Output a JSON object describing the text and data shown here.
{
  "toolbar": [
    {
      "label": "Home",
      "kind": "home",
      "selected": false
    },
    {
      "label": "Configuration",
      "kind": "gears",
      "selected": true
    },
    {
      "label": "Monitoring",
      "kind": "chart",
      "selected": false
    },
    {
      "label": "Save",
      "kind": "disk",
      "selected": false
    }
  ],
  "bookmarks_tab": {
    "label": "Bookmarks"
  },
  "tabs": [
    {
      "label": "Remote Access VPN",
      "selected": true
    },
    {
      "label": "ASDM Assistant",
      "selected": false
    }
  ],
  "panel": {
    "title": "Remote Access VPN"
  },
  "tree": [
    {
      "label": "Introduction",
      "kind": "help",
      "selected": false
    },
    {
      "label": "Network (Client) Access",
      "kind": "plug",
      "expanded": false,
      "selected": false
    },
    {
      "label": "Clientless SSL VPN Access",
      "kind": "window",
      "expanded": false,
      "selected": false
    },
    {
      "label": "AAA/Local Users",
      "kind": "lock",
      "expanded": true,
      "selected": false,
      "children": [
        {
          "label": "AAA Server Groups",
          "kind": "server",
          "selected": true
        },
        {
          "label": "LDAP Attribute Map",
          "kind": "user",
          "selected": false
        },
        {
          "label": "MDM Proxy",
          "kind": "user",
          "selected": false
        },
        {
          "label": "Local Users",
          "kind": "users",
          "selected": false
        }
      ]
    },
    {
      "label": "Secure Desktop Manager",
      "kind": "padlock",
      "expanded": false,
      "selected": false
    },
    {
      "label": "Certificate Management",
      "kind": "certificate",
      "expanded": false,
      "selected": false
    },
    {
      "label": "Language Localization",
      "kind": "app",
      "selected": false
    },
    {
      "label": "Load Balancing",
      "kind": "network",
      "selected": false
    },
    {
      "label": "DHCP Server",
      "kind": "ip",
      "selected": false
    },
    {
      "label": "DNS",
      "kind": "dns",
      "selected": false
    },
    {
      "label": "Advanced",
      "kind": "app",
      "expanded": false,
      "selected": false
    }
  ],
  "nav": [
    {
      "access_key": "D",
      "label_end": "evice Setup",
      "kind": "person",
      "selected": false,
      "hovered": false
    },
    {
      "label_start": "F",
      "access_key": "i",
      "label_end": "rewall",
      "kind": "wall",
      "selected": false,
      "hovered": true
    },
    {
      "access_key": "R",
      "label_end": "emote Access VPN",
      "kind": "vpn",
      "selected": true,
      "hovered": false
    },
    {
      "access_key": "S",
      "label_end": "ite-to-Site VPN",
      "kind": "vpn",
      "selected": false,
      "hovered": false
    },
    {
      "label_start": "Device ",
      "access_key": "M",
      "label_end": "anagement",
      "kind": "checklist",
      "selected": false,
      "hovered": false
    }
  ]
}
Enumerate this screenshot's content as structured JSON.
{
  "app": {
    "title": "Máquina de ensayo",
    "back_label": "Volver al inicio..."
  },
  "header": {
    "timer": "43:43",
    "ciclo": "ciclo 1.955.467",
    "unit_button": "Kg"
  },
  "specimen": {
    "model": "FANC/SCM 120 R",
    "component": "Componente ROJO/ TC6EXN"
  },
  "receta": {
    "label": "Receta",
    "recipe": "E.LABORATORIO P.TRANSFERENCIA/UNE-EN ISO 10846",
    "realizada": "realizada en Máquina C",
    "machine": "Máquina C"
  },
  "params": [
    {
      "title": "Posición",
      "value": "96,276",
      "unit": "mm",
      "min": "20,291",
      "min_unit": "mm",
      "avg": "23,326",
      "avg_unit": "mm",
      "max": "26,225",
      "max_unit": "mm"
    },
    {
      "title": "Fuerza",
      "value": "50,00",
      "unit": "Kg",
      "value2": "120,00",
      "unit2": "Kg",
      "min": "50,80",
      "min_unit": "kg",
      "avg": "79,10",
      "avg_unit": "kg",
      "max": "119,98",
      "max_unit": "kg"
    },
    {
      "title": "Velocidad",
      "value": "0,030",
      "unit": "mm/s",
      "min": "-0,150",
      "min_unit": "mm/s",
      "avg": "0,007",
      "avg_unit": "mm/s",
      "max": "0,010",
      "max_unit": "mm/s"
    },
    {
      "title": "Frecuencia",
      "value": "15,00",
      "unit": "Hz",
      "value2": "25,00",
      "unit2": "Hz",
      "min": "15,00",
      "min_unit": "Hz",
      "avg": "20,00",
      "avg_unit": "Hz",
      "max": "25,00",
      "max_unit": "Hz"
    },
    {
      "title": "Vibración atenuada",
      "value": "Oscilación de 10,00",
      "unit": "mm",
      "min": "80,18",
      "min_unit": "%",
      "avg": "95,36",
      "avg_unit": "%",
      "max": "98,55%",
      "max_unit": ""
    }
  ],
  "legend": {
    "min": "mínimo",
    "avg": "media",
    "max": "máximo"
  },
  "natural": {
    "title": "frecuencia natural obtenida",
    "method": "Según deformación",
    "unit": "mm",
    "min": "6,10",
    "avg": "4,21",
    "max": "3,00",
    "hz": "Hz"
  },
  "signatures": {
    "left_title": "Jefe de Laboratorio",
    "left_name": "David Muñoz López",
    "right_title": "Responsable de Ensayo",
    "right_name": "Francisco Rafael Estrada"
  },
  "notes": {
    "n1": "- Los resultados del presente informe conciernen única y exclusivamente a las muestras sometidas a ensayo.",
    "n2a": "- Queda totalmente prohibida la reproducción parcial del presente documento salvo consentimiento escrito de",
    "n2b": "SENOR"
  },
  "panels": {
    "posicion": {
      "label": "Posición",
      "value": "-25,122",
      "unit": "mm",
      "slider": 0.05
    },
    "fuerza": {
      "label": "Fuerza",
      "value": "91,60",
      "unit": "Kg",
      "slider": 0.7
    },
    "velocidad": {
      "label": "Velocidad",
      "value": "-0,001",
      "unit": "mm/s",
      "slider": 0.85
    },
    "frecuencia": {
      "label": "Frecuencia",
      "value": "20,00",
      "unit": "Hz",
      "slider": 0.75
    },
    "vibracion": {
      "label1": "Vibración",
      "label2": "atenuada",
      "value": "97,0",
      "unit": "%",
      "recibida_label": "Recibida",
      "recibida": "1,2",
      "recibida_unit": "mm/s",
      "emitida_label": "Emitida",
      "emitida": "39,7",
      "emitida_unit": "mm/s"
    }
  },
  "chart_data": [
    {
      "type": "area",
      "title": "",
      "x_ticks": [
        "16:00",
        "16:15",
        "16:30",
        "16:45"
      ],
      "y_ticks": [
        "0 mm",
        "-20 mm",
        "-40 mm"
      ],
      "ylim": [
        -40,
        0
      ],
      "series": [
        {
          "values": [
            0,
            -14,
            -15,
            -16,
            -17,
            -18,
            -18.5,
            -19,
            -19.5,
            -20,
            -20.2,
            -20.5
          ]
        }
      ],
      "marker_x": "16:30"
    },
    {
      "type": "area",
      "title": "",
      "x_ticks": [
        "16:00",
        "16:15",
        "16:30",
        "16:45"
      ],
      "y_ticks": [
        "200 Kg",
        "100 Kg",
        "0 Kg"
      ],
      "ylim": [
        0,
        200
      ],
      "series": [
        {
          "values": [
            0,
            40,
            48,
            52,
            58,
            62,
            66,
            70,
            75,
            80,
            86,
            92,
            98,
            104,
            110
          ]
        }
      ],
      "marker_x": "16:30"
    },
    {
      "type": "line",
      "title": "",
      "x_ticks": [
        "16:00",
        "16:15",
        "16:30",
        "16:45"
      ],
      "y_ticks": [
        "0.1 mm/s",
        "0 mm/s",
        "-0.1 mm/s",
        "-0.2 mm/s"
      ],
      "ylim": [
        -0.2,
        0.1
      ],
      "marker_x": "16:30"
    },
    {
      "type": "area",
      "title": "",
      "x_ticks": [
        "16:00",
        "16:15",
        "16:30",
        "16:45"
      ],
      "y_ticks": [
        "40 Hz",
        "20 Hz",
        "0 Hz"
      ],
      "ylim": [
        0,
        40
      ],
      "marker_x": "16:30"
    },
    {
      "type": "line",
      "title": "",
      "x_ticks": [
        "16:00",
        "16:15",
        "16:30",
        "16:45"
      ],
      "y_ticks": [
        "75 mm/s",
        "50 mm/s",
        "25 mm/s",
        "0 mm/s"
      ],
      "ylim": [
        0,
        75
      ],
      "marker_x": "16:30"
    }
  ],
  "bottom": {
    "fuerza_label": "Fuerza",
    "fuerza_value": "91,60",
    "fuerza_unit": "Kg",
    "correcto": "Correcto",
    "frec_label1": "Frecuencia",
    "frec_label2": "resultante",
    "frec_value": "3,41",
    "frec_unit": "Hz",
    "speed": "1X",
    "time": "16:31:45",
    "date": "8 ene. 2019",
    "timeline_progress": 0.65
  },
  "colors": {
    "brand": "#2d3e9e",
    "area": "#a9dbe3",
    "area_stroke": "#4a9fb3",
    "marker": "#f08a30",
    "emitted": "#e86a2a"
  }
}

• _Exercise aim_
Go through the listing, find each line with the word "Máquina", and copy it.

• _Solution for this task_
    "title": "Máquina de ensayo",
    "realizada": "realizada en Máquina C",
    "machine": "Máquina C"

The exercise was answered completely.